In June of 2015, I was approached to join the netlogx Wellness Committee and to champion the Wellness Committee efforts in the netlogx Santa Fe office. As the year went on and I was inducted into the Fast Track program, I was somewhat presented with the opportunity to lead the Wellness Committee, which is my inspiration behind this blog post.

We all know that a healthy well-being is important, we’ve been told this time and time again. That’s not the point of this blog post; I’m not going to encourage you to go for a run tonight or to exchange that burger you plan to have for lunch tomorrow for a salad (although that’s not a terrible idea).

But I do want you to rethink the role that a healthy physical well-being plays in a healthy mental or emotional well-being, and how being happy affects your performance in everyday life.

Start with this TED talk by Shawn Achor:

If you forgot your headphones and can’t watch the video right now, here’s a quick recap:

Mr. Achor explains that many of us base our happiness on our level of success. The issue with this is that in order to be happy, we have to continue meeting more and more demanding goals. Suddenly it isn’t enough to meet a sales goal, now it’s about doubling it.

He introduces something called “the happiness advantage”. He goes on to explain that the happiness advantage is the positive boost (pun intended) that the brain experiences in productivity, creativity, and intelligence when it’s happy.

This is because of that lovely chemical called dopamine. He explains that dopamine actually does two things to the brain. Not only does dopamine make us happy, but it also engages the learning centers in the brain in a way that allows us to interact with the world differently. He explains that “your brain at positive is 31% more productive than your brain at negative, neutral, or stressed. You’re 37% better at sales

[and] doctors are 19% faster and more accurate at coming up with the correct diagnosis”.

It’s all about training the brain to view the world differently. Mr. Achor says you can do this by spending a few minutes a day journaling about something positive that happened in the last 24 hours, by meditating, or by exercising.

So I want you to rethink what makes you happy, and to consider whether you’re pursuing the right goals. If we all did something to improve our happiness then our workplace would become a beacon of creativity and productivity. Happiness isn’t a byproduct of success, success is a byproduct of happiness.

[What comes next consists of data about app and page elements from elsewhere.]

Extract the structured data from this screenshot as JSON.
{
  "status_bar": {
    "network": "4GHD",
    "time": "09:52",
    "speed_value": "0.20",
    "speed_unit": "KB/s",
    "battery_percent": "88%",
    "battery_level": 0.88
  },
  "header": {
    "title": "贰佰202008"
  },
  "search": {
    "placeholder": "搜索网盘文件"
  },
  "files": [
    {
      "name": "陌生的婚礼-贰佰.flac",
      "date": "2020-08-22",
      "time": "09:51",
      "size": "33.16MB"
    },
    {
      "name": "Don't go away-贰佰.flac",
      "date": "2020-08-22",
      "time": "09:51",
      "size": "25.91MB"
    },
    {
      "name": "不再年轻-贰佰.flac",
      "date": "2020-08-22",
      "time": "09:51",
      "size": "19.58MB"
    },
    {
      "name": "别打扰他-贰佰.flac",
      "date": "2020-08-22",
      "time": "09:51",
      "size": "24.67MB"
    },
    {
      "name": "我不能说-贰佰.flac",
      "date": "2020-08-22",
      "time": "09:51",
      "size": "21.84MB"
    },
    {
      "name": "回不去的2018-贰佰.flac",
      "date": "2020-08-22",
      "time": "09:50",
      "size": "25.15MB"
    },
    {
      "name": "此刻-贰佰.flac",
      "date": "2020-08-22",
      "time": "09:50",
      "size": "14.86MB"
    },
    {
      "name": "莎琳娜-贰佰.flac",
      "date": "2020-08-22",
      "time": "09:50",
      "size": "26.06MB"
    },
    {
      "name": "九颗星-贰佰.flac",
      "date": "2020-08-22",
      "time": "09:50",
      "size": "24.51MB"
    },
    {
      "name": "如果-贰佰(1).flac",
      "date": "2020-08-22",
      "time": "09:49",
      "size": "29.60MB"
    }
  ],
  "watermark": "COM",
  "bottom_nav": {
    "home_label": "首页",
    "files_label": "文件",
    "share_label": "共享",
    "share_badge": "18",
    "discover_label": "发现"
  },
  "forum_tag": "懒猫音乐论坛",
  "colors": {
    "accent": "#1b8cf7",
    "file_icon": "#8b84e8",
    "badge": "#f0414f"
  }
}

(P.S. If you didn’t watch the video, you should. It has just enough humor to lift your spirits)